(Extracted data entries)
▬▬▬
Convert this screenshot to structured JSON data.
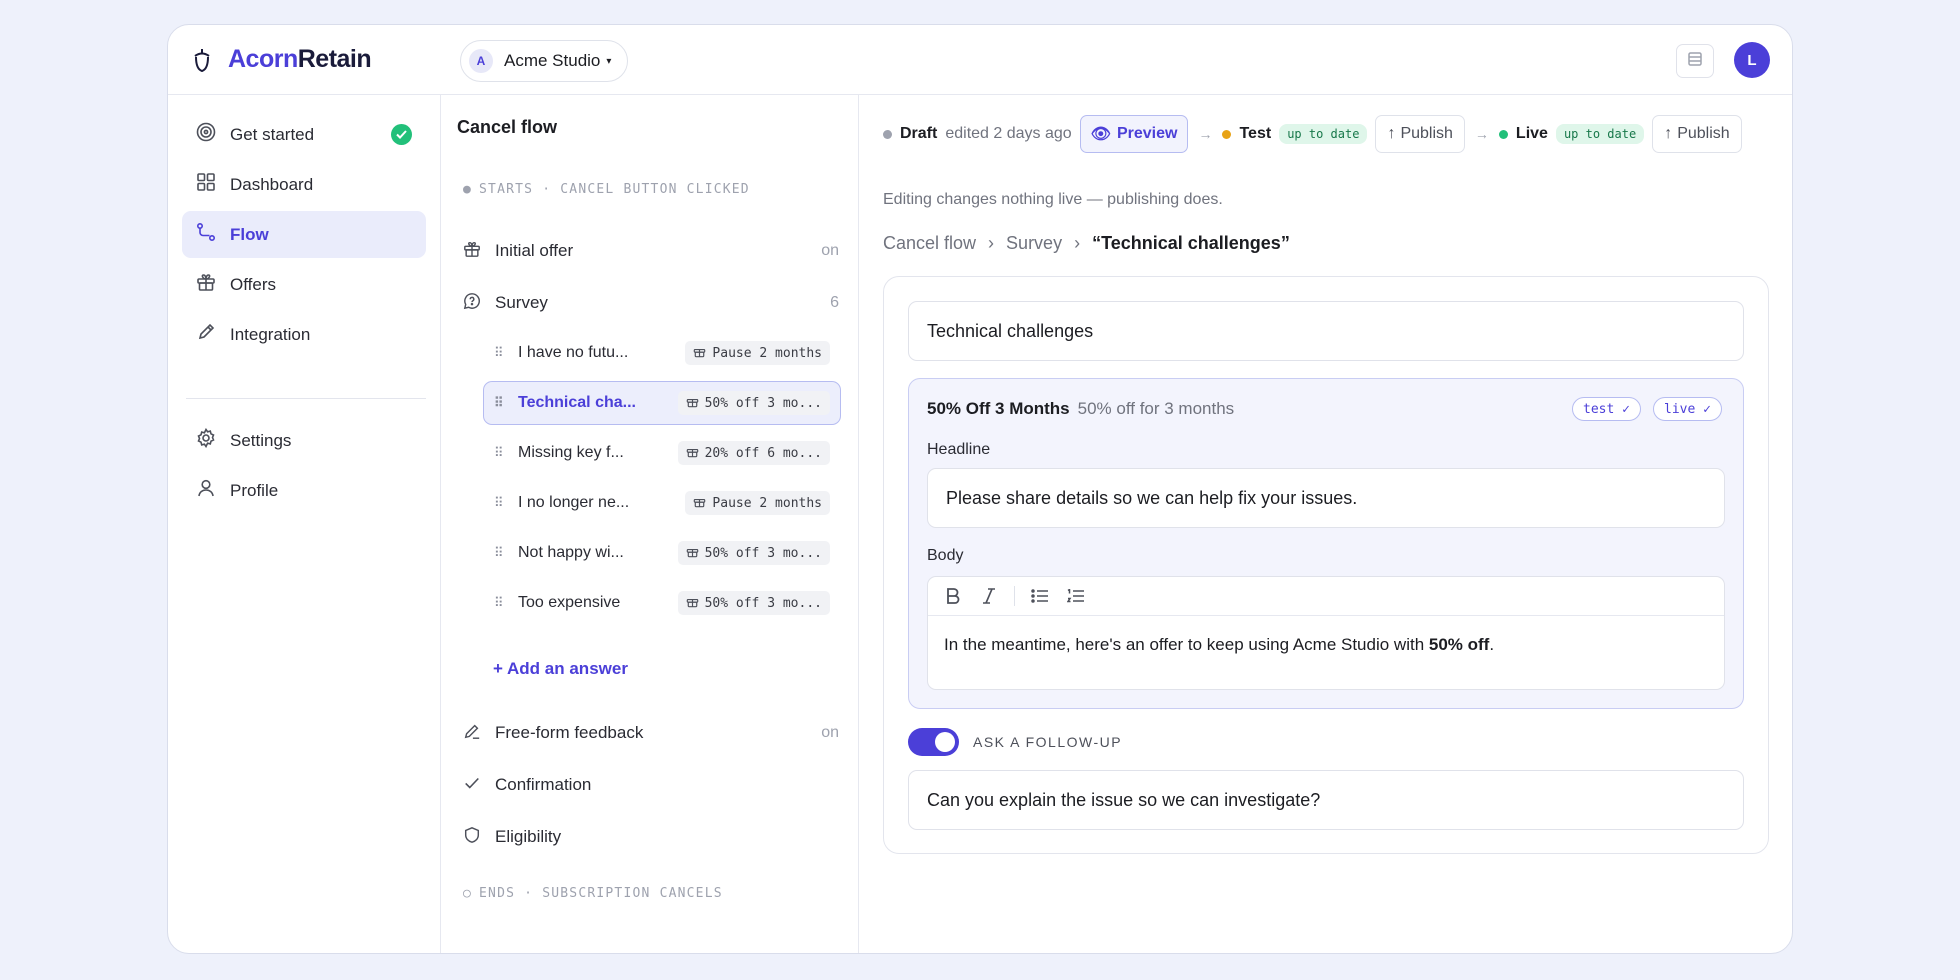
{
  "header": {
    "logo_part1": "Acorn",
    "logo_part2": "Retain",
    "workspace_initial": "A",
    "workspace_name": "Acme Studio",
    "user_initial": "L"
  },
  "sidebar": {
    "items": [
      {
        "label": "Get started",
        "icon": "target-icon",
        "completed": true
      },
      {
        "label": "Dashboard",
        "icon": "grid-icon"
      },
      {
        "label": "Flow",
        "icon": "flow-icon",
        "active": true
      },
      {
        "label": "Offers",
        "icon": "gift-icon"
      },
      {
        "label": "Integration",
        "icon": "pen-icon"
      },
      {
        "label": "Settings",
        "icon": "gear-icon"
      },
      {
        "label": "Profile",
        "icon": "user-icon"
      }
    ]
  },
  "flow": {
    "title": "Cancel flow",
    "start_marker": "STARTS · CANCEL BUTTON CLICKED",
    "end_marker": "ENDS · SUBSCRIPTION CANCELS",
    "steps": {
      "initial_offer": {
        "label": "Initial offer",
        "meta": "on"
      },
      "survey": {
        "label": "Survey",
        "meta": "6"
      },
      "freeform": {
        "label": "Free-form feedback",
        "meta": "on"
      },
      "confirmation": {
        "label": "Confirmation"
      },
      "eligibility": {
        "label": "Eligibility"
      }
    },
    "answers": [
      {
        "label": "I have no futu...",
        "offer": "Pause 2 months"
      },
      {
        "label": "Technical cha...",
        "offer": "50% off 3 mo...",
        "active": true
      },
      {
        "label": "Missing key f...",
        "offer": "20% off 6 mo..."
      },
      {
        "label": "I no longer ne...",
        "offer": "Pause 2 months"
      },
      {
        "label": "Not happy wi...",
        "offer": "50% off 3 mo..."
      },
      {
        "label": "Too expensive",
        "offer": "50% off 3 mo..."
      }
    ],
    "add_answer": "+ Add an answer"
  },
  "status": {
    "draft_label": "Draft",
    "draft_meta": "edited 2 days ago",
    "preview_label": "Preview",
    "test_label": "Test",
    "test_tag": "up to date",
    "live_label": "Live",
    "live_tag": "up to date",
    "publish_label": "Publish",
    "note": "Editing changes nothing live — publishing does.",
    "colors": {
      "draft": "#9ea2ae",
      "test": "#e8a317",
      "live": "#22c07a",
      "accent": "#4b3fd8"
    }
  },
  "breadcrumb": {
    "root": "Cancel flow",
    "parent": "Survey",
    "current": "“Technical challenges”"
  },
  "answer_editor": {
    "answer_text": "Technical challenges",
    "offer": {
      "name": "50% Off 3 Months",
      "description": "50% off for 3 months",
      "badges": [
        "test ✓",
        "live ✓"
      ],
      "headline_label": "Headline",
      "headline_value": "Please share details so we can help fix your issues.",
      "body_label": "Body",
      "body_text_before": "In the meantime, here's an offer to keep using Acme Studio with ",
      "body_text_bold": "50% off",
      "body_text_after": "."
    },
    "follow_up": {
      "label": "ASK A FOLLOW-UP",
      "enabled": true,
      "question": "Can you explain the issue so we can investigate?"
    }
  }
}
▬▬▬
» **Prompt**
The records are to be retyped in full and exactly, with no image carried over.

» **Reply to the task**
Convert this screenshot to structured JSON data.
{
  "header": {
    "logo_part1": "Acorn",
    "logo_part2": "Retain",
    "workspace_initial": "A",
    "workspace_name": "Acme Studio",
    "user_initial": "L"
  },
  "sidebar": {
    "items": [
      {
        "label": "Get started",
        "icon": "target-icon",
        "completed": true
      },
      {
        "label": "Dashboard",
        "icon": "grid-icon"
      },
      {
        "label": "Flow",
        "icon": "flow-icon",
        "active": true
      },
      {
        "label": "Offers",
        "icon": "gift-icon"
      },
      {
        "label": "Integration",
        "icon": "pen-icon"
      },
      {
        "label": "Settings",
        "icon": "gear-icon"
      },
      {
        "label": "Profile",
        "icon": "user-icon"
      }
    ]
  },
  "flow": {
    "title": "Cancel flow",
    "start_marker": "STARTS · CANCEL BUTTON CLICKED",
    "end_marker": "ENDS · SUBSCRIPTION CANCELS",
    "steps": {
      "initial_offer": {
        "label": "Initial offer",
        "meta": "on"
      },
      "survey": {
        "label": "Survey",
        "meta": "6"
      },
      "freeform": {
        "label": "Free-form feedback",
        "meta": "on"
      },
      "confirmation": {
        "label": "Confirmation"
      },
      "eligibility": {
        "label": "Eligibility"
      }
    },
    "answers": [
      {
        "label": "I have no futu...",
        "offer": "Pause 2 months"
      },
      {
        "label": "Technical cha...",
        "offer": "50% off 3 mo...",
        "active": true
      },
      {
        "label": "Missing key f...",
        "offer": "20% off 6 mo..."
      },
      {
        "label": "I no longer ne...",
        "offer": "Pause 2 months"
      },
      {
        "label": "Not happy wi...",
        "offer": "50% off 3 mo..."
      },
      {
        "label": "Too expensive",
        "offer": "50% off 3 mo..."
      }
    ],
    "add_answer": "+ Add an answer"
  },
  "status": {
    "draft_label": "Draft",
    "draft_meta": "edited 2 days ago",
    "preview_label": "Preview",
    "test_label": "Test",
    "test_tag": "up to date",
    "live_label": "Live",
    "live_tag": "up to date",
    "publish_label": "Publish",
    "note": "Editing changes nothing live — publishing does.",
    "colors": {
      "draft": "#9ea2ae",
      "test": "#e8a317",
      "live": "#22c07a",
      "accent": "#4b3fd8"
    }
  },
  "breadcrumb": {
    "root": "Cancel flow",
    "parent": "Survey",
    "current": "“Technical challenges”"
  },
  "answer_editor": {
    "answer_text": "Technical challenges",
    "offer": {
      "name": "50% Off 3 Months",
      "description": "50% off for 3 months",
      "badges": [
        "test ✓",
        "live ✓"
      ],
      "headline_label": "Headline",
      "headline_value": "Please share details so we can help fix your issues.",
      "body_label": "Body",
      "body_text_before": "In the meantime, here's an offer to keep using Acme Studio with ",
      "body_text_bold": "50% off",
      "body_text_after": "."
    },
    "follow_up": {
      "label": "ASK A FOLLOW-UP",
      "enabled": true,
      "question": "Can you explain the issue so we can investigate?"
    }
  }
}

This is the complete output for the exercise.